Hong Kong businesses on Wednesday received a HK$9.5 billion package of relief measures, a much-needed shot in the arm to help them stay afloat during the Covid-19 pandemic, although sweeteners for individuals were cut back.
Raising the borrowing limit for a government full guarantee loan scheme to HK$6 million for small and medium-sized enterprises was among the key measures Financial Secretary Paul Mo-po announced in his budget speech.
Many of his other waivers also remained to relieve the burden of companies while an extra HK$1.5 billion in funding was earmarked to help enterprises diversify their markets.
Business leaders found the policies generally favourable but called on officials to allow companies to dip into an existing funding scheme, which was initially tailored for market development outside Hong Kong, to carry out promotions in the city.
Last year Chan earned businesses’ endorsement when he announced the government would provide a full guarantee for loans under an SME financing scheme. By January, HK$42.7 billion in loans were approved for more than 20,000 enterprises.
Under his latest plan, the application period, initially closing in April, would be extended to the end of this year, with the longest repayment period also increased from five years to eight years.
The maximum loan amount per enterprise would be raised from the total sum of employee wages and rent for 12 months to that for 18 months. The borrowing limit would be increased by HK$1 million to HK$6 million.
Businesses could pay off the interest without repaying the principal during the first 18 months rather than the current 12 months.
A government source said the aim of extending the loan repayment terms was to prevent more SMEs from falling into bankruptcy.
Like last year, business registration fees for 2021-22 and profits tax would be waived. But the ceiling for the tax measure was dropped from HK$20,000 to HK$10,000 this year.
There would be concessions on rates for non-domestic properties for four quarters, subject to a ceiling of HK$5,000 per quarter in the first two quarters and HK$2,000 per quarter in the remaining two for each rateable property.
While the maximum limit for the first half remained unchanged, the quarterly cap for the last six months rose HK$500 from HK$1,500 in 2020-21.
Chan also promised to waive 75 per cent of water and sewage charges for non-domestic households – up to HK$20,000 and HK$12,500 a month respectively – for eight months from April.
Tenants in government properties would receive a 75 per cent rent cut for six months from April.
Another HK$1.5 billion would be pumped into the Dedicated Fund on Branding, Upgrading and Domestic Sales (BUD Fund). The scheme would help companies to develop their markets in 37 economies, up from 20, as it would expand its coverage in phases to include those which had entered into investment promotion and protection agreements with the city.
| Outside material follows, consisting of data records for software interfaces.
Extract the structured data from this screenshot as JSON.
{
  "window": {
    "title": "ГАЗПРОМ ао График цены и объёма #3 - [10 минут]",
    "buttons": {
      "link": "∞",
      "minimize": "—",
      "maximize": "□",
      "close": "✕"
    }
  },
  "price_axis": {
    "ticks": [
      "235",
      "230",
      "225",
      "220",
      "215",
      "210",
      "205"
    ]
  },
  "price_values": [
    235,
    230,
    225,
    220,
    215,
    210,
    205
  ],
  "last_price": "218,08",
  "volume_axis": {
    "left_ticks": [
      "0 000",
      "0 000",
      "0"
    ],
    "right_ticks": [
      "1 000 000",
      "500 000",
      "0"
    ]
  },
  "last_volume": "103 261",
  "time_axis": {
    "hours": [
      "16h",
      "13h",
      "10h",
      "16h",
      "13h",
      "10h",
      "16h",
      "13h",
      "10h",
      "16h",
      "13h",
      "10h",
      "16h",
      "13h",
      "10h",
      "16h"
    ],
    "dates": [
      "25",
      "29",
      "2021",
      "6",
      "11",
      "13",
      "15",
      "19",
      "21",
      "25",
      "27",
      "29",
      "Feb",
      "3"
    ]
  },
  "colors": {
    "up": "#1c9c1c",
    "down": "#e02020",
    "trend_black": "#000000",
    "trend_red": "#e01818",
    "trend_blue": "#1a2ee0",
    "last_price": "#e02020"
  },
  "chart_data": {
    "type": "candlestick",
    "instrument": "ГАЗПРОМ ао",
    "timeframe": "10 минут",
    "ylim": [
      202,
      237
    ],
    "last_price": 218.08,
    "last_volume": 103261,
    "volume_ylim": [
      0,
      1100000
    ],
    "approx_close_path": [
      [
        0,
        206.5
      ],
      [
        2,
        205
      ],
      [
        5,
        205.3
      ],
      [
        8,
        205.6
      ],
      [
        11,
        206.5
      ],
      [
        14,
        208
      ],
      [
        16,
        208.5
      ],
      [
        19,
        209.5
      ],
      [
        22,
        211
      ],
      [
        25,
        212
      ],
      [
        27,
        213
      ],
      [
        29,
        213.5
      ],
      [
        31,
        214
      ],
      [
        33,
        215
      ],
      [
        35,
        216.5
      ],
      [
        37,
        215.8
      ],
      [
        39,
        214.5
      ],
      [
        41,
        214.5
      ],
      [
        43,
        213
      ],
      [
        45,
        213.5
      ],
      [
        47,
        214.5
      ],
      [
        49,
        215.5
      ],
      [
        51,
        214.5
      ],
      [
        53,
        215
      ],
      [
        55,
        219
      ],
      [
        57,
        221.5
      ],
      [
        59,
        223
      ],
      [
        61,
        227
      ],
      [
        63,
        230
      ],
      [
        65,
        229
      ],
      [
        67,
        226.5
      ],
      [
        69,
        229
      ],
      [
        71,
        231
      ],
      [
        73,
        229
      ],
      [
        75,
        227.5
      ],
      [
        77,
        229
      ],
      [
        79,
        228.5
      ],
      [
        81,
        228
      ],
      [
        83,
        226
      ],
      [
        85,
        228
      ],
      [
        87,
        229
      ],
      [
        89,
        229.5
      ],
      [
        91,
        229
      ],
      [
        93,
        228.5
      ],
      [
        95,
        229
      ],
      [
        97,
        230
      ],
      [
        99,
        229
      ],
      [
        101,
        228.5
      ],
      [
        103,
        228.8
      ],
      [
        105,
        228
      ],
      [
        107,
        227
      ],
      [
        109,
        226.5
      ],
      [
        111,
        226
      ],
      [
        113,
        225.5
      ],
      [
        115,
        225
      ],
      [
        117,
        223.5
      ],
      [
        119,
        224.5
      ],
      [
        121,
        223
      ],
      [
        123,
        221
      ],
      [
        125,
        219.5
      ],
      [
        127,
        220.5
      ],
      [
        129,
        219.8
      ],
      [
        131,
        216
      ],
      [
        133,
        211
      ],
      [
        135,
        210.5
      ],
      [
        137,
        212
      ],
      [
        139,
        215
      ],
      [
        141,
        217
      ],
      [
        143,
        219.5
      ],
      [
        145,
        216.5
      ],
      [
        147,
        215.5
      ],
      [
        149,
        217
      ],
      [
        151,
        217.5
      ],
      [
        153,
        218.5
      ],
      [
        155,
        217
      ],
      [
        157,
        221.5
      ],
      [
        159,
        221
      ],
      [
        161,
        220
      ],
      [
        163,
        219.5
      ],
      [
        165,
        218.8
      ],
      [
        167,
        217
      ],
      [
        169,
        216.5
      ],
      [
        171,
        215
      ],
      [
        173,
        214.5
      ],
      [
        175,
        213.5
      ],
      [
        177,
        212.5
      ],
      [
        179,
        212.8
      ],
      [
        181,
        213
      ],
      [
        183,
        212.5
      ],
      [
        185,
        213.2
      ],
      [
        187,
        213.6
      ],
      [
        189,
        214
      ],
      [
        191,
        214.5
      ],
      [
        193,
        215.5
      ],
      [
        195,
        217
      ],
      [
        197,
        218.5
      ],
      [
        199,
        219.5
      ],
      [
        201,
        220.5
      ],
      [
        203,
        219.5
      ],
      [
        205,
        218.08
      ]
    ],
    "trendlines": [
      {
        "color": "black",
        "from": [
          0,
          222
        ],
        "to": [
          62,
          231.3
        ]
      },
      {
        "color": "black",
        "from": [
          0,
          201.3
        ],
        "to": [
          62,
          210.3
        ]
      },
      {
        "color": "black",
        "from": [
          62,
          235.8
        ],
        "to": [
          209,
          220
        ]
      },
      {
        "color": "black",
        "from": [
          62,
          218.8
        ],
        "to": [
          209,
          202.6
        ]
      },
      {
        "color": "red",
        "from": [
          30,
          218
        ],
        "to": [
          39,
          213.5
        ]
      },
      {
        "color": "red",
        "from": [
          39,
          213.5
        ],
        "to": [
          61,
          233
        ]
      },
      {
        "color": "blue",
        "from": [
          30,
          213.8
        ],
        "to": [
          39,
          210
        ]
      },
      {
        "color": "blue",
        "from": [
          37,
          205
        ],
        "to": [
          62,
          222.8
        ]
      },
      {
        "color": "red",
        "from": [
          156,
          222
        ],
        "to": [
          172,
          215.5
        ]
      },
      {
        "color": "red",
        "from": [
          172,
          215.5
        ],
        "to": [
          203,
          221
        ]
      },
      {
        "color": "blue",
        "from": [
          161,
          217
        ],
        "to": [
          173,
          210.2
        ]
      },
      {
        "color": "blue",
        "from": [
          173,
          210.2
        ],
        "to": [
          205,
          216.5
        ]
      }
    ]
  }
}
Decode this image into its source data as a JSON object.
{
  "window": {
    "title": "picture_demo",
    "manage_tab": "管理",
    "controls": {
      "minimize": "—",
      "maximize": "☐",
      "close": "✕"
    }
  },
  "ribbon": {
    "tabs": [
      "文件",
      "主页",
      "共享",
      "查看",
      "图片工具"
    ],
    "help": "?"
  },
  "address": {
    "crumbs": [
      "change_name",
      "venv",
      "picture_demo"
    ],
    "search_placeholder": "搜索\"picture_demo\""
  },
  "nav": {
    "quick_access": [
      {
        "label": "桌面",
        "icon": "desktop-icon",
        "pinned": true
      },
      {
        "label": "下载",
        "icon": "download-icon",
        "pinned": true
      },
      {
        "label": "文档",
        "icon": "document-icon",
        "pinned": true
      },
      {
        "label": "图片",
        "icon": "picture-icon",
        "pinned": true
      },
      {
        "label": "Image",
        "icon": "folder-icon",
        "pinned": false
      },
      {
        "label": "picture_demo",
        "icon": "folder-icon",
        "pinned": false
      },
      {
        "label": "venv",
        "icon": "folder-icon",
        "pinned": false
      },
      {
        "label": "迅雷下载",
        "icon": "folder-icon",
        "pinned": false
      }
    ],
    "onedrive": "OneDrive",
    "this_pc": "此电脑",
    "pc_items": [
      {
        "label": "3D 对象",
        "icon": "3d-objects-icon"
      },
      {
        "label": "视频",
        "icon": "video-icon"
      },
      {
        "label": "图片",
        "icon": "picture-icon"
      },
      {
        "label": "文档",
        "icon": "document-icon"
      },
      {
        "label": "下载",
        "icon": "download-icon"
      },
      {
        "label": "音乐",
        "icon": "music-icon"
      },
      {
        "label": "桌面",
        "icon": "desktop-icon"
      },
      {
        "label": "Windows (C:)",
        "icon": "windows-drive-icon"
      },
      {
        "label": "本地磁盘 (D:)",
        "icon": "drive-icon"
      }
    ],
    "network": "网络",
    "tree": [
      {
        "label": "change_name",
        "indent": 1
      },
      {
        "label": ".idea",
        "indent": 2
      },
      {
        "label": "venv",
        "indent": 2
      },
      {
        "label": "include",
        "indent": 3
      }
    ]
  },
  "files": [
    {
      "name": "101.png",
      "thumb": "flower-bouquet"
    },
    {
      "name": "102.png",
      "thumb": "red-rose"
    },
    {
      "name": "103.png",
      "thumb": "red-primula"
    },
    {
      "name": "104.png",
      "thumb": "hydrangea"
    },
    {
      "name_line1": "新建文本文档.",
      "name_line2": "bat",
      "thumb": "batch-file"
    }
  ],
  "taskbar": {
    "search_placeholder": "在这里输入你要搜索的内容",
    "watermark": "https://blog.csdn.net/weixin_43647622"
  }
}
The funding ceiling for each enterprise would be increased from HK$4 million to HK$6 million.
Hong Kong Small and Medium Enterprises Association president Pam Mak said the revised loan scheme could help sustain struggling businesses before the economy fully recovered.
Even though the ceiling for the waiver of profits tax would be halved this year, Mak said she was not surprised because many businesses could not earn a profit last year.
“I am happy about the enhancement of the BUD Fund. But I hope the government can allow the scheme to cover the market development efforts of businesses in Hong Kong for two years because businesses cannot go out now during the pandemic,” she said.
Simon Wong Ka-wo, president of the Hong Kong Federation of Restaurants and Related Trades, echoed the demand for the BUD Fund and the endorsement of the loan scheme, adding the HK$5,000 consumption vouchers to be given to residents would boost catering businesses.
“But if the economy cannot recover after a while, the government should also think about how to safeguard jobs, in addition to stimulating the economy,” he said.
But Ray Or Chuen-ting, convenor of the Fitness and Combat Sports Alliance, which represents more than 200 gym operators, said fitness centres could not get much help because water fees were only part of their operating costs.
“Even with the profits tax waiver, I don’t think we can earn much profit in the next two years,” he said, adding they should be given rental subsidies if the government closed their businesses in social-distancing measures again.
The financial secretary cut back on sweeteners for residents. For example, salaries tax would be exempted, subject to a cap of HK$10,000, down from HK$20,000 last year.